of Binding101 since 2008 and she is the primary content creator for BUY101® information. She began in customer
service and sales where she honed in her skills to provide the customer with professional, fast, and accurate
information. Shortly after, she was promoted to sales supervisor and also took on the role of product expert,
training the team on new products. Throughout this time, she also wrote content for the site, as well as contributed
stock photography and videography. As the team grew, she moved to an official position as the content specialist and
social media manager. Her skills in these variety of areas give her the unique expertise to not just create content
for the web, but to create content for you, the customer. She has a Bachelor's degree in business management and
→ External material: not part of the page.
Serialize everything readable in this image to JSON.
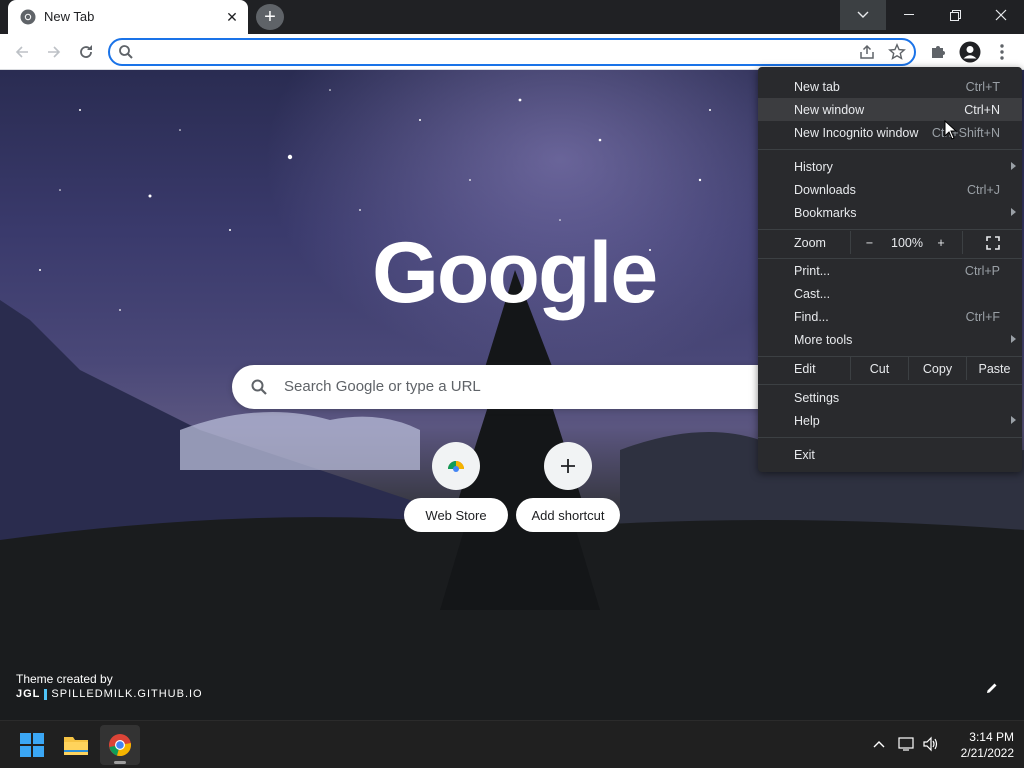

marketing, was on the Dean's List each year, and graduated Summa Cum Laude. In her free time, Mallory's favorite
things to do include volunteering at the animal shelter by bottle feeding neonatal kittens, reading at the park,
cooking plant-based meals, playing board games, hiking, and binge streaming TV shows with her furbabies and family
For more information or a quote, call us at (866) 537-2244 or email email@example.com
About the Author • Mallory Morsa has been part of Binding101 since 2008 and she is the primary content creator for BUY101® information. She began in customer service and sales where she honed in her skills to provide the customer with professional, fast, and accurate information. Shortly after, she was promoted to sales supervisor and also took on the role of product expert, training the team on new products. Throughout this time, she also wrote content for the site, as well as contributed stock photography and videography. As the team grew, she moved to an official position as the content specialist and social media manager. Her skills in these variety of areas give her the unique expertise to not just create content for the web, but to create content for you, the customer. She has a Bachelor's degree in business management and marketing, was on the Dean's List each year, and graduated Summa Cum Laude. In her free time, Mallory's favorite things to do include volunteering at the animal shelter by bottle feeding neonatal kittens, reading at the park, cooking plant-based meals, playing board games, hiking, and binge streaming TV shows with her furbabies and family beside her.